:: Work task ::
If a line in the data below contains "created", copy it.

:: Given data ::
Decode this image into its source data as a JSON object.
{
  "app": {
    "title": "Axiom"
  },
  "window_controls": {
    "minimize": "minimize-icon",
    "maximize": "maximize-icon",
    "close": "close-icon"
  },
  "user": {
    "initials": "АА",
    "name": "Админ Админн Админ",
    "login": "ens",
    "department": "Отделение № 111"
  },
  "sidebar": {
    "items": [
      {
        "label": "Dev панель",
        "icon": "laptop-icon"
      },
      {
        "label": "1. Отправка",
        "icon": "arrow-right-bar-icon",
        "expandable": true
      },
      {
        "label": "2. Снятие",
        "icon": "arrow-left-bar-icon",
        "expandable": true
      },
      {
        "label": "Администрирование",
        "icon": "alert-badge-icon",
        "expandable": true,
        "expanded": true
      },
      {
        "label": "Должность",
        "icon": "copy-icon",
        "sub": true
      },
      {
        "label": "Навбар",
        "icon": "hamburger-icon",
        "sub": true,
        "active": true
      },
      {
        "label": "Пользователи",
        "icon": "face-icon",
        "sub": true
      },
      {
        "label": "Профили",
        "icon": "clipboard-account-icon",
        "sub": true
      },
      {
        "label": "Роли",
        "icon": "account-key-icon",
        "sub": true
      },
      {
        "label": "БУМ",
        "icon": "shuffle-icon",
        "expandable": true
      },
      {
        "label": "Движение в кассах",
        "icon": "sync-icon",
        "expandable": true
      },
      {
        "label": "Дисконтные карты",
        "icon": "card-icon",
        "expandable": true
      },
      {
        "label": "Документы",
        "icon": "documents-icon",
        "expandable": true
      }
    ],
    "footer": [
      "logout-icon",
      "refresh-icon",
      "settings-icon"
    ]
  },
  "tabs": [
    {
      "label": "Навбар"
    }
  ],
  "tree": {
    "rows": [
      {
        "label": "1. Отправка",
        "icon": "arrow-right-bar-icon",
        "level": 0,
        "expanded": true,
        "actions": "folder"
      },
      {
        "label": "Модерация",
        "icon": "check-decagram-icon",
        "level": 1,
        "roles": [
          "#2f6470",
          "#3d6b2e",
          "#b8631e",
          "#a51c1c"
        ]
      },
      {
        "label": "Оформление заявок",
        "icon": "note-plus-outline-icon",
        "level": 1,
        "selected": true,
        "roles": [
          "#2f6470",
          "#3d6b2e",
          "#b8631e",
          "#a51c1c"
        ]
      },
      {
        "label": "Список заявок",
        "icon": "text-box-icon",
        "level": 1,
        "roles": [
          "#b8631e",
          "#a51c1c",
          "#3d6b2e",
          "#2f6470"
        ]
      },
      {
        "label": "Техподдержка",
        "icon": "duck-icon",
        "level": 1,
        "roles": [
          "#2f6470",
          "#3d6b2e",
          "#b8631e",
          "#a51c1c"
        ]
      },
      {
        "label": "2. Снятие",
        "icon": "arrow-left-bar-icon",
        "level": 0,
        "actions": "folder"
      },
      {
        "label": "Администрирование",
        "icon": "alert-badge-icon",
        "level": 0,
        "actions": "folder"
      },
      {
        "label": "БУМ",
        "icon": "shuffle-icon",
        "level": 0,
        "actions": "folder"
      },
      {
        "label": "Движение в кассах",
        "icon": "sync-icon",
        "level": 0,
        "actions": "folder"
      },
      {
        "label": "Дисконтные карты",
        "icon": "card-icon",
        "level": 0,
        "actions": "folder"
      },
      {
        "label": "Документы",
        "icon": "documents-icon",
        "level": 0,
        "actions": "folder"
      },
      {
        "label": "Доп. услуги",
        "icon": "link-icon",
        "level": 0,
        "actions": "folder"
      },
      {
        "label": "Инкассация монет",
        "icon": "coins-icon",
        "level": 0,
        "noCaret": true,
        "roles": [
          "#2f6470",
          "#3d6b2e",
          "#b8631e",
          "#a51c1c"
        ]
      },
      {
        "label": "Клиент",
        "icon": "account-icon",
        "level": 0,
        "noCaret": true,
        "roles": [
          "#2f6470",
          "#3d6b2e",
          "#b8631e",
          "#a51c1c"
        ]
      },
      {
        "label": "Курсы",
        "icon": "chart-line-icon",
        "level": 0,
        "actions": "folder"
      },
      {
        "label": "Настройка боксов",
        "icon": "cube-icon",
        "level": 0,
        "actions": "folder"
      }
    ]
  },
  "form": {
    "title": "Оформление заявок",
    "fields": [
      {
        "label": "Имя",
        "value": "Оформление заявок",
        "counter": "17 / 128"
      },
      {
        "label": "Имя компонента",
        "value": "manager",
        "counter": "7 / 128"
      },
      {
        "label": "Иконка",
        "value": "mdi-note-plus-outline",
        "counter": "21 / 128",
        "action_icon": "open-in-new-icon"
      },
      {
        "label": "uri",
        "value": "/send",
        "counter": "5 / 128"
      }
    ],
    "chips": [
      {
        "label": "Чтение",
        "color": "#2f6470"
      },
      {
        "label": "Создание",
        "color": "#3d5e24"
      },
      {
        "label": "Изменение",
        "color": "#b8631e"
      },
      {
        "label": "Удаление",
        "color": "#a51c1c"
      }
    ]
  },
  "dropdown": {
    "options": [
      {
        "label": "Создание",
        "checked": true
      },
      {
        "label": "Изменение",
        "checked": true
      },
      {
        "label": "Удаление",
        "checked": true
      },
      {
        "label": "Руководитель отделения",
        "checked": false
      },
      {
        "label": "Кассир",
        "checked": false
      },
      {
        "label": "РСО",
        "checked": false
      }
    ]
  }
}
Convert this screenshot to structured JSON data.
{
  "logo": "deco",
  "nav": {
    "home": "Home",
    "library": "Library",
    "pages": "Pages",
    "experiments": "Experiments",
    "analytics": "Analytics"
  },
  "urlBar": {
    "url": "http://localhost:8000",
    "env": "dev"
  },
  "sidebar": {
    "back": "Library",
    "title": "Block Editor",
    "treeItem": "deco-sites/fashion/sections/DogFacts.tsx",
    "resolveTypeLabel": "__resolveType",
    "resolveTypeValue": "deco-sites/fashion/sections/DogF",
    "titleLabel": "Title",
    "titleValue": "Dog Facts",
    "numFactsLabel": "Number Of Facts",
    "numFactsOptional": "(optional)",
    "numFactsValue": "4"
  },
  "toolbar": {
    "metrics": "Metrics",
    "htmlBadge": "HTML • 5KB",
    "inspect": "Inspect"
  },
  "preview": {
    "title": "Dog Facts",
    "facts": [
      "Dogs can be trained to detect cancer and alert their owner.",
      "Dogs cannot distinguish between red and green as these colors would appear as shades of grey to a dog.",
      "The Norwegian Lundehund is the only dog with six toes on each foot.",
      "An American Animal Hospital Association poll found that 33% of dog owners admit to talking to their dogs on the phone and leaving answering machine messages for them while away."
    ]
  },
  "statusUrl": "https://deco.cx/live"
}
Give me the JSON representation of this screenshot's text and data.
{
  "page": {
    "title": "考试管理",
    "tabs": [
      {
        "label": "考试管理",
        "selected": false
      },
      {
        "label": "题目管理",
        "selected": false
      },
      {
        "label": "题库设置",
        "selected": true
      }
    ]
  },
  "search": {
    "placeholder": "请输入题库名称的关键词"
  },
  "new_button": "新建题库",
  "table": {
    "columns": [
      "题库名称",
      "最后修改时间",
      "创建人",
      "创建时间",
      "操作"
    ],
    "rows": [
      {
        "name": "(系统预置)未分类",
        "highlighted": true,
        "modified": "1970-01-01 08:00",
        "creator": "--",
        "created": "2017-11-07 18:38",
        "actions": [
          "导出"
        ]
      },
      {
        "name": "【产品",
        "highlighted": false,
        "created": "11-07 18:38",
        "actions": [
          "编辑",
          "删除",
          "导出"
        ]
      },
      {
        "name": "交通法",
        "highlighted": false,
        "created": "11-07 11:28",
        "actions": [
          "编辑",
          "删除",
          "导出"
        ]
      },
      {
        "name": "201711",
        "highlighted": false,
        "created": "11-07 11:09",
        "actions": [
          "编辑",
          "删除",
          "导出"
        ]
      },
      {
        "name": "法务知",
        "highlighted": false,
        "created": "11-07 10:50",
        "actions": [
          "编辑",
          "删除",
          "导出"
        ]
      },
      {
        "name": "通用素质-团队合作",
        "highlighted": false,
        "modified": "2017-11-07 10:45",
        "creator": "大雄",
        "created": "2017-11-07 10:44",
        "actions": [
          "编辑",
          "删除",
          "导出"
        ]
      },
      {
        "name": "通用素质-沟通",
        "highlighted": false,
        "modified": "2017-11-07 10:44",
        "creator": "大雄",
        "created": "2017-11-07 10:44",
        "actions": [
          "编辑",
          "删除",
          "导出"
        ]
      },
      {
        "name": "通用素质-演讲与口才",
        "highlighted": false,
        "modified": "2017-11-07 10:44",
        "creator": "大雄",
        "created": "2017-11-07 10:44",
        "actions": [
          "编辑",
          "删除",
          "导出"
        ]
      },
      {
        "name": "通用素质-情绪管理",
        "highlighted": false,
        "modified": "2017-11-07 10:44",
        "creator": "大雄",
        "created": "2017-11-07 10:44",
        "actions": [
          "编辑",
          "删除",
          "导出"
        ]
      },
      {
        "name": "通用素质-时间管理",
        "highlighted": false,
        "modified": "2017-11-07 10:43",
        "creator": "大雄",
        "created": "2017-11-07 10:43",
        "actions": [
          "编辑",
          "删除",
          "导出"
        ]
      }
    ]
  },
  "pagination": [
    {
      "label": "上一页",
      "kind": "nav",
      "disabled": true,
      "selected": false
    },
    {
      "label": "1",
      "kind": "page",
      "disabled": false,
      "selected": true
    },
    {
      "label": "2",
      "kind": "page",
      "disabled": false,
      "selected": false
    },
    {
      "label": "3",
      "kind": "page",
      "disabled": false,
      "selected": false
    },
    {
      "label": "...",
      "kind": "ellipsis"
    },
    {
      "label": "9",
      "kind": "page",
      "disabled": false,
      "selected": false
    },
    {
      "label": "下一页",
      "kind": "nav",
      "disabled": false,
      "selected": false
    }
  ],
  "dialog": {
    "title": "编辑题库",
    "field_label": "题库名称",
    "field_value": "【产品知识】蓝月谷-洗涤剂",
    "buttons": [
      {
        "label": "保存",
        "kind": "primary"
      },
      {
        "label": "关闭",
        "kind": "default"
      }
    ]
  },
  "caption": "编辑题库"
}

:: Exercise output ::
        "created": "2017-11-07 18:38",
        "created": "11-07 18:38",
        "created": "11-07 11:28",
        "created": "11-07 11:09",
        "created": "11-07 10:50",
        "created": "2017-11-07 10:44",
        "created": "2017-11-07 10:44",
        "created": "2017-11-07 10:44",
        "created": "2017-11-07 10:44",
        "created": "2017-11-07 10:43",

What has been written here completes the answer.